**ASSIGNED TASK:** All of the data below should be written out exactly.
** RECORDS FOR THIS EXERCISE follows **
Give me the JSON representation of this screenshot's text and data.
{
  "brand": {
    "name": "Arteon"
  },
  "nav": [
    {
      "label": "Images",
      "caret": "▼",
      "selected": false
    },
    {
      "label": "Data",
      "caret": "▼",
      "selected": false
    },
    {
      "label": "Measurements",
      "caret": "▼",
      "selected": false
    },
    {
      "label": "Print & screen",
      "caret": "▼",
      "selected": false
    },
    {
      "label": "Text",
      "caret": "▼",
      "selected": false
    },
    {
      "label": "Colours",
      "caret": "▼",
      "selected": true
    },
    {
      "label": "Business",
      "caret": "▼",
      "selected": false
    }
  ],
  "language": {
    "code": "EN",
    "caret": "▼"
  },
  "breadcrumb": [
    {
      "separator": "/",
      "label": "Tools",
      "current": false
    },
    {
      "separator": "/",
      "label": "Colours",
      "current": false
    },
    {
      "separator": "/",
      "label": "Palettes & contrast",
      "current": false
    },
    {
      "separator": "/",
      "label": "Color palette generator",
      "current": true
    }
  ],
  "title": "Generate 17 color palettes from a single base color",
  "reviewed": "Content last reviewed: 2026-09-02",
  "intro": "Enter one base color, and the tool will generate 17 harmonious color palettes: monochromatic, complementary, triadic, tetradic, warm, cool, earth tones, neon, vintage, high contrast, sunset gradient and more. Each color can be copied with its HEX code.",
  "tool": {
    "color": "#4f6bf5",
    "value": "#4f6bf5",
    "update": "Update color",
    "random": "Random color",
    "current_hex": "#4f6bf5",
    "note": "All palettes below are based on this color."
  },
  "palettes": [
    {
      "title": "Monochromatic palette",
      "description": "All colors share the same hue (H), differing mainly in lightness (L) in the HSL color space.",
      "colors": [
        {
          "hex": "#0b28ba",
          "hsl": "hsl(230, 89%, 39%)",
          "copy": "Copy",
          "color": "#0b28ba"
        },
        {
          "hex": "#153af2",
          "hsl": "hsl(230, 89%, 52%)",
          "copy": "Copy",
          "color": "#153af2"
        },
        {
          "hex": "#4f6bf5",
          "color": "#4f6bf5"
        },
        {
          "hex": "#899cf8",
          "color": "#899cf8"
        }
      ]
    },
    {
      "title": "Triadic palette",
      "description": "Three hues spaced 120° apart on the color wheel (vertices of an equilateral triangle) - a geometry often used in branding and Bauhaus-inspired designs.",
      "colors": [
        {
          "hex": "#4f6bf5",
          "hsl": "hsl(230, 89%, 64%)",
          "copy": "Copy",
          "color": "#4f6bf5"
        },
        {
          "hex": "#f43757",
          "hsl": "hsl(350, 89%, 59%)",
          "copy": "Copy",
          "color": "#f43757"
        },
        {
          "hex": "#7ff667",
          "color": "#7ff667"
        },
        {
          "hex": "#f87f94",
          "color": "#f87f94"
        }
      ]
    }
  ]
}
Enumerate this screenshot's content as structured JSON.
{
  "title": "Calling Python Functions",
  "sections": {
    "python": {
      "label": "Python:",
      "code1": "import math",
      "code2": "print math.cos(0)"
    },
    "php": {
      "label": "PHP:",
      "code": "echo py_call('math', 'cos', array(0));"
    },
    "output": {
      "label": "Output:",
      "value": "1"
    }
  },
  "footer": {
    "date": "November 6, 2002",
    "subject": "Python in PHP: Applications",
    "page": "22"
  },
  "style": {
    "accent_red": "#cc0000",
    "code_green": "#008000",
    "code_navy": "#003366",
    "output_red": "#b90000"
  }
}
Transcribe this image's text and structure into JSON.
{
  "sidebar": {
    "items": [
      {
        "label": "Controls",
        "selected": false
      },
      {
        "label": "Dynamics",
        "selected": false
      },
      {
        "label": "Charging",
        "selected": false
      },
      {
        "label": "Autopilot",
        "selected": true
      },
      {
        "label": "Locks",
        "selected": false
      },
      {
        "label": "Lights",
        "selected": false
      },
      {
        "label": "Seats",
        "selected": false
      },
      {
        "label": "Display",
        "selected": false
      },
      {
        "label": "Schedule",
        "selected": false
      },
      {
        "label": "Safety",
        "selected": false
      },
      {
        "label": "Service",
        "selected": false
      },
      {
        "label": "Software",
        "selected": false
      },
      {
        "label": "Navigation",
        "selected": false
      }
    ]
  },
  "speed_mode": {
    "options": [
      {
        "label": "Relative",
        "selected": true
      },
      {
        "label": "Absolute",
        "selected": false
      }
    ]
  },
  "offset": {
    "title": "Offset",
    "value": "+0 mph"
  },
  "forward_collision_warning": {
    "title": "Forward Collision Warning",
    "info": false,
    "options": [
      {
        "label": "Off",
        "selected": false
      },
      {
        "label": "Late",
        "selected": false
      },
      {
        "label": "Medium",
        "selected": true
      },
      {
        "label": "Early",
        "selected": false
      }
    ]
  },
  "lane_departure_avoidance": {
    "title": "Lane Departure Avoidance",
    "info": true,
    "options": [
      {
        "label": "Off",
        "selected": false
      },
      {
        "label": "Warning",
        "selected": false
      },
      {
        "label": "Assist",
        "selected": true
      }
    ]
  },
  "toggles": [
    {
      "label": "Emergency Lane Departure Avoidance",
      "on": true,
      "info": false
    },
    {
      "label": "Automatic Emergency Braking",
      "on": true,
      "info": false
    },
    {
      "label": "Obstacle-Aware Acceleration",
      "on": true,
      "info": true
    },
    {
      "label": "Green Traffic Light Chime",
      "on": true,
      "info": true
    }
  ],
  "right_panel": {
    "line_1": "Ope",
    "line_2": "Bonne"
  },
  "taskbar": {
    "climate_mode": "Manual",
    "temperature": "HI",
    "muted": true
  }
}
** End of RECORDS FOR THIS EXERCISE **
**TASK SOLUTION:**
Give me the JSON representation of this screenshot's text and data.
{
  "brand": {
    "name": "Arteon"
  },
  "nav": [
    {
      "label": "Images",
      "caret": "▼",
      "selected": false
    },
    {
      "label": "Data",
      "caret": "▼",
      "selected": false
    },
    {
      "label": "Measurements",
      "caret": "▼",
      "selected": false
    },
    {
      "label": "Print & screen",
      "caret": "▼",
      "selected": false
    },
    {
      "label": "Text",
      "caret": "▼",
      "selected": false
    },
    {
      "label": "Colours",
      "caret": "▼",
      "selected": true
    },
    {
      "label": "Business",
      "caret": "▼",
      "selected": false
    }
  ],
  "language": {
    "code": "EN",
    "caret": "▼"
  },
  "breadcrumb": [
    {
      "separator": "/",
      "label": "Tools",
      "current": false
    },
    {
      "separator": "/",
      "label": "Colours",
      "current": false
    },
    {
      "separator": "/",
      "label": "Palettes & contrast",
      "current": false
    },
    {
      "separator": "/",
      "label": "Color palette generator",
      "current": true
    }
  ],
  "title": "Generate 17 color palettes from a single base color",
  "reviewed": "Content last reviewed: 2026-09-02",
  "intro": "Enter one base color, and the tool will generate 17 harmonious color palettes: monochromatic, complementary, triadic, tetradic, warm, cool, earth tones, neon, vintage, high contrast, sunset gradient and more. Each color can be copied with its HEX code.",
  "tool": {
    "color": "#4f6bf5",
    "value": "#4f6bf5",
    "update": "Update color",
    "random": "Random color",
    "current_hex": "#4f6bf5",
    "note": "All palettes below are based on this color."
  },
  "palettes": [
    {
      "title": "Monochromatic palette",
      "description": "All colors share the same hue (H), differing mainly in lightness (L) in the HSL color space.",
      "colors": [
        {
          "hex": "#0b28ba",
          "hsl": "hsl(230, 89%, 39%)",
          "copy": "Copy",
          "color": "#0b28ba"
        },
        {
          "hex": "#153af2",
          "hsl": "hsl(230, 89%, 52%)",
          "copy": "Copy",
          "color": "#153af2"
        },
        {
          "hex": "#4f6bf5",
          "color": "#4f6bf5"
        },
        {
          "hex": "#899cf8",
          "color": "#899cf8"
        }
      ]
    },
    {
      "title": "Triadic palette",
      "description": "Three hues spaced 120° apart on the color wheel (vertices of an equilateral triangle) - a geometry often used in branding and Bauhaus-inspired designs.",
      "colors": [
        {
          "hex": "#4f6bf5",
          "hsl": "hsl(230, 89%, 64%)",
          "copy": "Copy",
          "color": "#4f6bf5"
        },
        {
          "hex": "#f43757",
          "hsl": "hsl(350, 89%, 59%)",
          "copy": "Copy",
          "color": "#f43757"
        },
        {
          "hex": "#7ff667",
          "color": "#7ff667"
        },
        {
          "hex": "#f87f94",
          "color": "#f87f94"
        }
      ]
    }
  ]
}
Enumerate this screenshot's content as structured JSON.
{
  "title": "Calling Python Functions",
  "sections": {
    "python": {
      "label": "Python:",
      "code1": "import math",
      "code2": "print math.cos(0)"
    },
    "php": {
      "label": "PHP:",
      "code": "echo py_call('math', 'cos', array(0));"
    },
    "output": {
      "label": "Output:",
      "value": "1"
    }
  },
  "footer": {
    "date": "November 6, 2002",
    "subject": "Python in PHP: Applications",
    "page": "22"
  },
  "style": {
    "accent_red": "#cc0000",
    "code_green": "#008000",
    "code_navy": "#003366",
    "output_red": "#b90000"
  }
}
Transcribe this image's text and structure into JSON.
{
  "sidebar": {
    "items": [
      {
        "label": "Controls",
        "selected": false
      },
      {
        "label": "Dynamics",
        "selected": false
      },
      {
        "label": "Charging",
        "selected": false
      },
      {
        "label": "Autopilot",
        "selected": true
      },
      {
        "label": "Locks",
        "selected": false
      },
      {
        "label": "Lights",
        "selected": false
      },
      {
        "label": "Seats",
        "selected": false
      },
      {
        "label": "Display",
        "selected": false
      },
      {
        "label": "Schedule",
        "selected": false
      },
      {
        "label": "Safety",
        "selected": false
      },
      {
        "label": "Service",
        "selected": false
      },
      {
        "label": "Software",
        "selected": false
      },
      {
        "label": "Navigation",
        "selected": false
      }
    ]
  },
  "speed_mode": {
    "options": [
      {
        "label": "Relative",
        "selected": true
      },
      {
        "label": "Absolute",
        "selected": false
      }
    ]
  },
  "offset": {
    "title": "Offset",
    "value": "+0 mph"
  },
  "forward_collision_warning": {
    "title": "Forward Collision Warning",
    "info": false,
    "options": [
      {
        "label": "Off",
        "selected": false
      },
      {
        "label": "Late",
        "selected": false
      },
      {
        "label": "Medium",
        "selected": true
      },
      {
        "label": "Early",
        "selected": false
      }
    ]
  },
  "lane_departure_avoidance": {
    "title": "Lane Departure Avoidance",
    "info": true,
    "options": [
      {
        "label": "Off",
        "selected": false
      },
      {
        "label": "Warning",
        "selected": false
      },
      {
        "label": "Assist",
        "selected": true
      }
    ]
  },
  "toggles": [
    {
      "label": "Emergency Lane Departure Avoidance",
      "on": true,
      "info": false
    },
    {
      "label": "Automatic Emergency Braking",
      "on": true,
      "info": false
    },
    {
      "label": "Obstacle-Aware Acceleration",
      "on": true,
      "info": true
    },
    {
      "label": "Green Traffic Light Chime",
      "on": true,
      "info": true
    }
  ],
  "right_panel": {
    "line_1": "Ope",
    "line_2": "Bonne"
  },
  "taskbar": {
    "climate_mode": "Manual",
    "temperature": "HI",
    "muted": true
  }
}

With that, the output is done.